What a word! We all want to have it as a part of our character, especially in leadership. The definition of resiliency is the capacity to recover quickly from difficulties or toughness. It’s been said that leaders should have thick skin and expect to be criticized, critiqued, and be free game for people to give their honest opinions about us. Leaders are also open to personal attacks because of their decisions. But we strive to be resilient. To brush ourselves off and pick ourselves up for the next conflict and issue that comes our way.
But resiliency isn’t the ability to grow a thick skin. It isn’t about forgetting everything everyone has said about you or your leadership. It’s about the response. As a young pastor, this concept has been a lesson lately. I told a friend that when I received my calling at 13, I wanted to know everything about youth ministry. I had come to learn all of the tropes and stereotypes and found the humor in them, never really taking them as truth until I experienced them. One by one, these once hilarious theoretical situations became a reality. I’ve had people turn their backs when I offer to pray for them to find an older, wiser prayer partner. I have had people give me theological tips and tricks to help me be a better pastor. I even had one man who came to the church looking for our pastoral team (who were all in meetings except for me) to pray for him and his family. “I can do it; our other pastors are currently busy,” I told him. “No, no. I’m looking for a real pastor.”

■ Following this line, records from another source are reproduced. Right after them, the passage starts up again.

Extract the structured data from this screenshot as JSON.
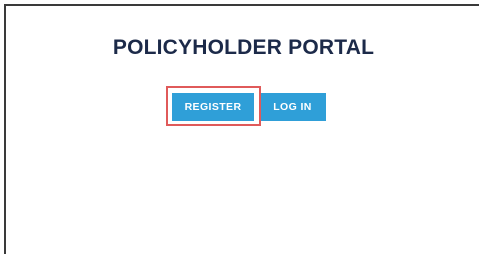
{
  "portal": {
    "title": "POLICYHOLDER PORTAL",
    "register_label": "REGISTER",
    "login_label": "LOG IN"
  },
  "colors": {
    "title": "#1c2a49",
    "button_bg": "#2f9fd8",
    "button_text": "#ffffff",
    "highlight_border": "#e05a5a",
    "frame_border": "#3a3a3a"
  }
}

These situations can be comical. I mean, what else can you do but laugh it off? No, they hurt. They can leave us questioning everything we’ve done, and all God has put in our hearts as leaders. Thick skin isn’t a solution. If we grow it, we lose out on letting people see us as leaders in true transparency. We miss out on offering advice or counseling or investing in people because of how they have hurt us. We hold onto a scorecard of pain and unforgiveness and, in doing so, render ourselves ineffective to lead. So, what can we do? Grow resilient. Don’t hold onto the things people say or do. In most cases, like the man who discounted me as an equal pastor on our staff, they aren’t even aware they are being hurtful.
We must do our part to let others see that leaders hurt like everyone else, that we are not superhuman, and above being brought down. Be honest with people. Find people who can help you process. Be resilient, but do not grow cold towards people that have been entrusted to you. In most cases, they say and do because they love you, not despite it. Give it up to God and let it pass away. Breathe. It will be okay.
Josh Seaton is the youth pastor at Life Pointe Church in Prescott, Arizona.